→ **Task**: Your reply should be the following data, copied exactly.

[Records provided]

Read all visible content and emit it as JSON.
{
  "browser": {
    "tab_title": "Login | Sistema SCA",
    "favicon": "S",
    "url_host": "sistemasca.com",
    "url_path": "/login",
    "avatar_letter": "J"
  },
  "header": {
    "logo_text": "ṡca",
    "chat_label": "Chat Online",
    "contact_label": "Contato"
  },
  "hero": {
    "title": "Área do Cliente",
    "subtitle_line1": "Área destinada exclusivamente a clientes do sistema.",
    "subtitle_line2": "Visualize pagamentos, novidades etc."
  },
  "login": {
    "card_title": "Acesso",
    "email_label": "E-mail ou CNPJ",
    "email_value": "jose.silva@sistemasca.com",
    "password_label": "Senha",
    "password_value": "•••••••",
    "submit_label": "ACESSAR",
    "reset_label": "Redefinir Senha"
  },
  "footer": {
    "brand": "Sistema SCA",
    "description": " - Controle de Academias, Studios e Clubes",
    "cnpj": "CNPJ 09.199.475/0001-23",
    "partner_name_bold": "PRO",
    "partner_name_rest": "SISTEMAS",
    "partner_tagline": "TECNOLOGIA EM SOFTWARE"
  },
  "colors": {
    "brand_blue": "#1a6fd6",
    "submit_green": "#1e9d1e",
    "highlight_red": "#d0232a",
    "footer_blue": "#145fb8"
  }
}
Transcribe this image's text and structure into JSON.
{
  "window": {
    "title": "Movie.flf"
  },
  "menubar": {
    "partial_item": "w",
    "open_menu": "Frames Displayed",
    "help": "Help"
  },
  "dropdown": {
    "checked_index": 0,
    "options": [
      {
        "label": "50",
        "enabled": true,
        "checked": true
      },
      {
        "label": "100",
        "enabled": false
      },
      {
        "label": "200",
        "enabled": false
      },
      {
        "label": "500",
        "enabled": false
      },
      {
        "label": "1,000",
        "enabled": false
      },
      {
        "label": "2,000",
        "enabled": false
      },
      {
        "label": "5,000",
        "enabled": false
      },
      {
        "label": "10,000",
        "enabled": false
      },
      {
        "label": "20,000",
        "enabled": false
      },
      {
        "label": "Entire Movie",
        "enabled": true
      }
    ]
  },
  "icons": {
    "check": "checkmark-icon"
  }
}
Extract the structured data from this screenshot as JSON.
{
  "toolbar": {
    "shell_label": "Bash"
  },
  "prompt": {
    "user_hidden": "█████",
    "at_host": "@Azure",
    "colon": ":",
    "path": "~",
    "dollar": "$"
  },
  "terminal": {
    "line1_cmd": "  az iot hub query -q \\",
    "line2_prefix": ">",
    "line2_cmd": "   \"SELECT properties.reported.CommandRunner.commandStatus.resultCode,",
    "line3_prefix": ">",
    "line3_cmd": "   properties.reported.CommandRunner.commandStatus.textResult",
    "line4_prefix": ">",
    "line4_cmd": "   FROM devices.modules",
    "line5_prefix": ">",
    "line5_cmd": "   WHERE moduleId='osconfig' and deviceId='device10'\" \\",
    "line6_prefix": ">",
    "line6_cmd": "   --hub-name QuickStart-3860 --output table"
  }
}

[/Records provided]

→ **Answer below**:
Read all visible content and emit it as JSON.
{
  "browser": {
    "tab_title": "Login | Sistema SCA",
    "favicon": "S",
    "url_host": "sistemasca.com",
    "url_path": "/login",
    "avatar_letter": "J"
  },
  "header": {
    "logo_text": "ṡca",
    "chat_label": "Chat Online",
    "contact_label": "Contato"
  },
  "hero": {
    "title": "Área do Cliente",
    "subtitle_line1": "Área destinada exclusivamente a clientes do sistema.",
    "subtitle_line2": "Visualize pagamentos, novidades etc."
  },
  "login": {
    "card_title": "Acesso",
    "email_label": "E-mail ou CNPJ",
    "email_value": "jose.silva@sistemasca.com",
    "password_label": "Senha",
    "password_value": "•••••••",
    "submit_label": "ACESSAR",
    "reset_label": "Redefinir Senha"
  },
  "footer": {
    "brand": "Sistema SCA",
    "description": " - Controle de Academias, Studios e Clubes",
    "cnpj": "CNPJ 09.199.475/0001-23",
    "partner_name_bold": "PRO",
    "partner_name_rest": "SISTEMAS",
    "partner_tagline": "TECNOLOGIA EM SOFTWARE"
  },
  "colors": {
    "brand_blue": "#1a6fd6",
    "submit_green": "#1e9d1e",
    "highlight_red": "#d0232a",
    "footer_blue": "#145fb8"
  }
}
Transcribe this image's text and structure into JSON.
{
  "window": {
    "title": "Movie.flf"
  },
  "menubar": {
    "partial_item": "w",
    "open_menu": "Frames Displayed",
    "help": "Help"
  },
  "dropdown": {
    "checked_index": 0,
    "options": [
      {
        "label": "50",
        "enabled": true,
        "checked": true
      },
      {
        "label": "100",
        "enabled": false
      },
      {
        "label": "200",
        "enabled": false
      },
      {
        "label": "500",
        "enabled": false
      },
      {
        "label": "1,000",
        "enabled": false
      },
      {
        "label": "2,000",
        "enabled": false
      },
      {
        "label": "5,000",
        "enabled": false
      },
      {
        "label": "10,000",
        "enabled": false
      },
      {
        "label": "20,000",
        "enabled": false
      },
      {
        "label": "Entire Movie",
        "enabled": true
      }
    ]
  },
  "icons": {
    "check": "checkmark-icon"
  }
}
Extract the structured data from this screenshot as JSON.
{
  "toolbar": {
    "shell_label": "Bash"
  },
  "prompt": {
    "user_hidden": "█████",
    "at_host": "@Azure",
    "colon": ":",
    "path": "~",
    "dollar": "$"
  },
  "terminal": {
    "line1_cmd": "  az iot hub query -q \\",
    "line2_prefix": ">",
    "line2_cmd": "   \"SELECT properties.reported.CommandRunner.commandStatus.resultCode,",
    "line3_prefix": ">",
    "line3_cmd": "   properties.reported.CommandRunner.commandStatus.textResult",
    "line4_prefix": ">",
    "line4_cmd": "   FROM devices.modules",
    "line5_prefix": ">",
    "line5_cmd": "   WHERE moduleId='osconfig' and deviceId='device10'\" \\",
    "line6_prefix": ">",
    "line6_cmd": "   --hub-name QuickStart-3860 --output table"
  }
}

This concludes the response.